▸ **WHAT IS REQUIRED**: The required output is the complete listing, copied word for word.

▬▬▬▬▬▬▬▬▬▬

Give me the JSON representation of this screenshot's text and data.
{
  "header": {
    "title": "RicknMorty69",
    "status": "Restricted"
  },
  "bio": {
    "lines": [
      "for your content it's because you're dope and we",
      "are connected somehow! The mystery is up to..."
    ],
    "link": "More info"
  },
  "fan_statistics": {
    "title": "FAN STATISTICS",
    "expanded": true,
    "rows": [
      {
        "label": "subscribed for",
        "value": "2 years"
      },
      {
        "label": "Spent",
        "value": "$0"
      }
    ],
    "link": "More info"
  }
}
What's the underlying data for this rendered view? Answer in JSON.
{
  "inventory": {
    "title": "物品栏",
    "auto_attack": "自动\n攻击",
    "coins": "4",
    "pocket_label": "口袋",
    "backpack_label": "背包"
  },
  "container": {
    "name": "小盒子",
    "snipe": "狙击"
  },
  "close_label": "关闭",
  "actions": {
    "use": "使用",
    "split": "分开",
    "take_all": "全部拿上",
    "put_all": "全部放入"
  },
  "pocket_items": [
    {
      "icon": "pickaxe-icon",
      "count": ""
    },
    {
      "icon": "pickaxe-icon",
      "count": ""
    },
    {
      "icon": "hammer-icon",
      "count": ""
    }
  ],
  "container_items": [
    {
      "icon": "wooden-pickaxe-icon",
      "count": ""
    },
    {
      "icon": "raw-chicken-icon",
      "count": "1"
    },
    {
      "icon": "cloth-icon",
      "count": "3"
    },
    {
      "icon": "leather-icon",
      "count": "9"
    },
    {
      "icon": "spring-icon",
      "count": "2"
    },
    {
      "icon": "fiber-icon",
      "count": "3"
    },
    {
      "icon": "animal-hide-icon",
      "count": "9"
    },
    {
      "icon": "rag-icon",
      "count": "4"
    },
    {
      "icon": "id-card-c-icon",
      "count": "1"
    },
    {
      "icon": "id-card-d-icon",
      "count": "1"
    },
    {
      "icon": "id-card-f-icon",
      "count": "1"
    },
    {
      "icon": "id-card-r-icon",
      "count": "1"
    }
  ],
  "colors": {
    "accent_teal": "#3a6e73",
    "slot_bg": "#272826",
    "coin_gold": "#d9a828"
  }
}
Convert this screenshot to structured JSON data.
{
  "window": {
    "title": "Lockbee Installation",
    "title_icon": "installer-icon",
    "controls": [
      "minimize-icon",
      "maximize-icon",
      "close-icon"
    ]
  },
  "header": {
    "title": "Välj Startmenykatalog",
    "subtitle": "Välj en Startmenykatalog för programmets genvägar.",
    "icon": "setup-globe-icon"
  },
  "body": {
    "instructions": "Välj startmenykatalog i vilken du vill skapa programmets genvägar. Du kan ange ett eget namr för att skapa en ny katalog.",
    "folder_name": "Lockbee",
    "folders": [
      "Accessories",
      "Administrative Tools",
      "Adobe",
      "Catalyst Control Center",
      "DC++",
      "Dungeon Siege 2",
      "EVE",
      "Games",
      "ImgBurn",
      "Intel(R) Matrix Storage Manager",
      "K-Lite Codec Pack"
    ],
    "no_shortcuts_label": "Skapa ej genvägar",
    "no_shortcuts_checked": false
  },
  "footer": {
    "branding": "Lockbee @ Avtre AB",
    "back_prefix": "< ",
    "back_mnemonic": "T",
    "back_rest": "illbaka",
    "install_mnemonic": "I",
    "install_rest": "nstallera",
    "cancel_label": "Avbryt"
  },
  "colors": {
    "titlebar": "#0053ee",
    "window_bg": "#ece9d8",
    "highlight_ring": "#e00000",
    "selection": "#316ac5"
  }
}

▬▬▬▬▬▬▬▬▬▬

▸ **EXERCISE SOLUTION**:
Give me the JSON representation of this screenshot's text and data.
{
  "header": {
    "title": "RicknMorty69",
    "status": "Restricted"
  },
  "bio": {
    "lines": [
      "for your content it's because you're dope and we",
      "are connected somehow! The mystery is up to..."
    ],
    "link": "More info"
  },
  "fan_statistics": {
    "title": "FAN STATISTICS",
    "expanded": true,
    "rows": [
      {
        "label": "subscribed for",
        "value": "2 years"
      },
      {
        "label": "Spent",
        "value": "$0"
      }
    ],
    "link": "More info"
  }
}
What's the underlying data for this rendered view? Answer in JSON.
{
  "inventory": {
    "title": "物品栏",
    "auto_attack": "自动\n攻击",
    "coins": "4",
    "pocket_label": "口袋",
    "backpack_label": "背包"
  },
  "container": {
    "name": "小盒子",
    "snipe": "狙击"
  },
  "close_label": "关闭",
  "actions": {
    "use": "使用",
    "split": "分开",
    "take_all": "全部拿上",
    "put_all": "全部放入"
  },
  "pocket_items": [
    {
      "icon": "pickaxe-icon",
      "count": ""
    },
    {
      "icon": "pickaxe-icon",
      "count": ""
    },
    {
      "icon": "hammer-icon",
      "count": ""
    }
  ],
  "container_items": [
    {
      "icon": "wooden-pickaxe-icon",
      "count": ""
    },
    {
      "icon": "raw-chicken-icon",
      "count": "1"
    },
    {
      "icon": "cloth-icon",
      "count": "3"
    },
    {
      "icon": "leather-icon",
      "count": "9"
    },
    {
      "icon": "spring-icon",
      "count": "2"
    },
    {
      "icon": "fiber-icon",
      "count": "3"
    },
    {
      "icon": "animal-hide-icon",
      "count": "9"
    },
    {
      "icon": "rag-icon",
      "count": "4"
    },
    {
      "icon": "id-card-c-icon",
      "count": "1"
    },
    {
      "icon": "id-card-d-icon",
      "count": "1"
    },
    {
      "icon": "id-card-f-icon",
      "count": "1"
    },
    {
      "icon": "id-card-r-icon",
      "count": "1"
    }
  ],
  "colors": {
    "accent_teal": "#3a6e73",
    "slot_bg": "#272826",
    "coin_gold": "#d9a828"
  }
}
Convert this screenshot to structured JSON data.
{
  "window": {
    "title": "Lockbee Installation",
    "title_icon": "installer-icon",
    "controls": [
      "minimize-icon",
      "maximize-icon",
      "close-icon"
    ]
  },
  "header": {
    "title": "Välj Startmenykatalog",
    "subtitle": "Välj en Startmenykatalog för programmets genvägar.",
    "icon": "setup-globe-icon"
  },
  "body": {
    "instructions": "Välj startmenykatalog i vilken du vill skapa programmets genvägar. Du kan ange ett eget namr för att skapa en ny katalog.",
    "folder_name": "Lockbee",
    "folders": [
      "Accessories",
      "Administrative Tools",
      "Adobe",
      "Catalyst Control Center",
      "DC++",
      "Dungeon Siege 2",
      "EVE",
      "Games",
      "ImgBurn",
      "Intel(R) Matrix Storage Manager",
      "K-Lite Codec Pack"
    ],
    "no_shortcuts_label": "Skapa ej genvägar",
    "no_shortcuts_checked": false
  },
  "footer": {
    "branding": "Lockbee @ Avtre AB",
    "back_prefix": "< ",
    "back_mnemonic": "T",
    "back_rest": "illbaka",
    "install_mnemonic": "I",
    "install_rest": "nstallera",
    "cancel_label": "Avbryt"
  },
  "colors": {
    "titlebar": "#0053ee",
    "window_bg": "#ece9d8",
    "highlight_ring": "#e00000",
    "selection": "#316ac5"
  }
}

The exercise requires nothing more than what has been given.